I asked him why he feels people are so drawn to his photographs. “I think because they’re real. People get used to Instagram, where everything is filtered and edited. My photographs are real.”
I suggested another alternative: that people long to feel they, like Ryan, might step out of bounds once in a while. Break the rules. Take a risk to find adventure. Perhaps when our lives become to orderly, neat, and tidy, we long for the reminder that we, too, might step away from our safe lives long enough to discover a world we never knew existed.
Tyler Hickman’s grandfather served as a tail gunner on a bomber during World War II. Tyler gestures with his hands, describing the claustrophobic conditions in which his grandfather fought: “In this little bubble beneath the plane, he could have been shot at from any angle at any time.” We both shudder a little imagining it. “I don’t know if I could have done it. But he felt he was just doing his job.”

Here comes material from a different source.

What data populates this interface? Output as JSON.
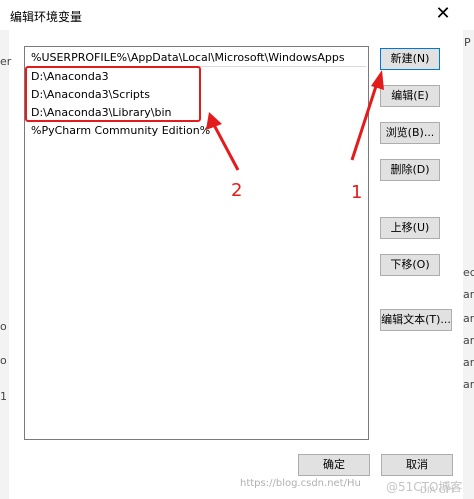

Like Ryan, Tyler’s curiosity drove him to learn more, ask questions and excavate the past.“He always spoke of his service with such reverence,” Tyler says about his conversations with his late grandfather. “It was about having the back of the soldier next to you, of helping one another. On both sides, people were asked to do things they didn’t want to do. I wanted to bring that humanity to a film.”
During his sophomore year at UNCSA, Tyler directed a narrative short film based on a true story of a paratrooper who lands behind enemy lines and faces grave danger as he tries to find his way back to the Allies before being caught. Filmed over a weekend, Tyler found the limitations of filmmaking within a short span of time and with limited resources creatively inspiring. “The whole process had a guerrilla quality to it. Everyone involved cared so much about this film.” Passion and hard work paid off:“LZ Lost”, will premier at the RiverRun International Film Festival in April. This is Tyler’s first film festival entry.
As the granddaughter of a World War II veteran myself, I ask Tyler what he feels he learned from his grandfather: “No issue is black and white,” he says. Even in a war with a clear moral compass, as World War II seemed to have, infinite shades of gray complicated the choices made by soldiers. “Listening was essential,” Tyler continues. “They had to pay attention to what was happening around them, all the time. Then they brought back what they learned and applied it to their every days lives here at home. Above all else, he taught me to be a good human being. It’s the most important thing.”
For both Ryan Gustman and Tyler Hickman, seeds of curiosity pushed them out of their comfort zones and into deeply personal explorations of the past in present time. Both men have day jobs and responsibilities. Yet in spite of limitations and restrictions, their passion to understand and experience something beyond the mundane ultimately manifested into art.
Their bravery and daring can serve as a reminder to us all. What will we do with that spark of inspiration that keeps us up at night? Will we pay attention to nudges of curiosity that invite us into the unknown? What beauty awaits, what unexpected treasure, if we trust our intuitive nudges and just start.
You can see screening times and purchase tickets and passes to RiverRun 2016 HERE.
Cynthia Briggs is a teacher, speaker, documentarian, and writer of fiction and creative non-fiction. She’s the co-editor of Snapdragon: A Journal of Art and Healing (HERE). Her memoir and essays have been published in numerous print and on-line journals. Visit her at her website HERE.